This form of arthritis attacks the joints. Rheumatoid arthritis (RA) is the most common form of autoimmune arthritis. Symptoms include pain and swelling of the joints, typically in the wrist and small bones of the hands and feet.

Lupus

Symptoms of this disease (systemic lupus erythematosus) include inflammation and swelling, joint pain, fever, skin rashes, and issues with internal organs. While a chronic condition, these symptoms come and go in waves, often referred to as flare-ups. It is more prevalent in women, typically between the ages of 15 and 45, the reproductive years. The cause of lupus is unknown, but the hormone estrogen is thought to be a factor in this condition.

Celiac Disease

This is a complex disorder, affecting the digestive system and several internal organs. The immune system causes damage to the bowel and small intestine. It is triggered by a protein called gluten that is found in grains such as wheat, barely, and rye. Specific markers in the blood can confirm a diagnosis of celiac disease.

Sjörgen’s Syndrome

Named for Henry Sjörgen, the doctor who first described this autoimmune disorder, Sjörgen’s syndrome affects the tear system in your eyes and salivary glands in your mouth. It causes extremely dry eyes and mouth, and in some cases, patients experience whole body muscle and joint pain.

Multiple Sclerosis

Multiple Sclerosis (MS) is a disease of the central nervous system. It causes damage to the nerve fibers, which disrupts communication between the brain and body. MS can potentially be a disabling disease, however, the severity of the symptoms depend on the amount of nerve damage and which nerves are affected.

Polymyalgia Rheumatica

This inflammatory disorder causes muscle pain and stiffness, particularly in the shoulders, upper arms, and hips. The pain is typically worse in the mornings or after a period of rest, and tends to improve with activity. It would be rare to see this condition in someone under 50 years of age, and it usually affects people over 65.

Ankylosing Spondylitis

This inflammatory disease is a rare type of arthritis that tends to affect men more than women, and onset typically occurs in late adolescence or early adulthood. Inflammation in the spincan eventually cause some of the small bones forming the backbone (vertebrae) to fuse, making the spine inflexible and resulting in a hunched posture.

Type 1 Diabetes

This chronic condition prevents your pancreas from making insulin, due to the immune system destroying the insulin-producing (islet) cells in the pancreas.

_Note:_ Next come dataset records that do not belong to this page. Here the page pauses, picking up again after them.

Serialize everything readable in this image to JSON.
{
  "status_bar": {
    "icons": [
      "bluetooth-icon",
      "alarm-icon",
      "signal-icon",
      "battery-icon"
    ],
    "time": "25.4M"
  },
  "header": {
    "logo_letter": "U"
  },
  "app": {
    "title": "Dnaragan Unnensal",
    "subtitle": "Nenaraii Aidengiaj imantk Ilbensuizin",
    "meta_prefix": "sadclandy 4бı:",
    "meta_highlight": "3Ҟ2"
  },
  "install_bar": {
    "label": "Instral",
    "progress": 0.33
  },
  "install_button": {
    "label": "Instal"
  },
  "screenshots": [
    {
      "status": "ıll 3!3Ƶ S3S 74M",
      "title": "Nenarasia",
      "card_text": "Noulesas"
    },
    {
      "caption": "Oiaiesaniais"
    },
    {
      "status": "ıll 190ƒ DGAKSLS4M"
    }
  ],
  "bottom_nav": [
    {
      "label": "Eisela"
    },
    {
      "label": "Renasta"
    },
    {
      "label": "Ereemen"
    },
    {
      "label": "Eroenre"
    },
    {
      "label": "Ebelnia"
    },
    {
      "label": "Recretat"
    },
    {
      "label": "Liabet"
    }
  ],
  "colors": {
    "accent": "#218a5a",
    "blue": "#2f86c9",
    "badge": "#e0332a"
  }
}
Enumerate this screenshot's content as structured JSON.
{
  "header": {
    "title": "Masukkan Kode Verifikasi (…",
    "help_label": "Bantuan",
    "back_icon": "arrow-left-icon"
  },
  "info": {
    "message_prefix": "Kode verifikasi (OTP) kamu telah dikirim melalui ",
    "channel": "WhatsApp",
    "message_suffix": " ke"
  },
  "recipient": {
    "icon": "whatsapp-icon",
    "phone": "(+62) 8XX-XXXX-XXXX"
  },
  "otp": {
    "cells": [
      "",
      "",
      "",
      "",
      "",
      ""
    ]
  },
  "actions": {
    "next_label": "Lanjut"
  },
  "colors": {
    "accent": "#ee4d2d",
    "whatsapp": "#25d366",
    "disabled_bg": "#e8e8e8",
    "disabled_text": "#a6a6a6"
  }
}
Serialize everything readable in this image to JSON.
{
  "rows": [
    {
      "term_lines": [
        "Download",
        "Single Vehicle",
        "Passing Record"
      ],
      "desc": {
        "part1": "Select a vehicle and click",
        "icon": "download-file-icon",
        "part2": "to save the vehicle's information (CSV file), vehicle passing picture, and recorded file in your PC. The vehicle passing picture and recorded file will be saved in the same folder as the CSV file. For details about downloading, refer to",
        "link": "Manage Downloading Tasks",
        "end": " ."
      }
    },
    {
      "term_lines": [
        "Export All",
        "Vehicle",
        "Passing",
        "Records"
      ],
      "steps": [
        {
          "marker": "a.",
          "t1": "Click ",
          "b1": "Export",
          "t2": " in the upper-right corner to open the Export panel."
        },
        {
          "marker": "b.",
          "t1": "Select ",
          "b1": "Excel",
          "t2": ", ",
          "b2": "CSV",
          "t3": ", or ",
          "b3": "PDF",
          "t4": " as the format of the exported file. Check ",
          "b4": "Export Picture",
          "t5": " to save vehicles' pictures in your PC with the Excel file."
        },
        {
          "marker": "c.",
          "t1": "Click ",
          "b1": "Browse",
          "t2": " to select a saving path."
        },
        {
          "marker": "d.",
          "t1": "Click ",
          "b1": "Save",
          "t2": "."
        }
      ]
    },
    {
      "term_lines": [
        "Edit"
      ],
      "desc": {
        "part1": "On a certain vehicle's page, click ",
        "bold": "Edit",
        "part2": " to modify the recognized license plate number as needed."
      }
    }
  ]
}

Blood sugar levels need to be managed with insulin injections and regular monitoring. It used to be known as juvenile diabetes, though it can affect both children and adults, and insulin-dependent diabetes.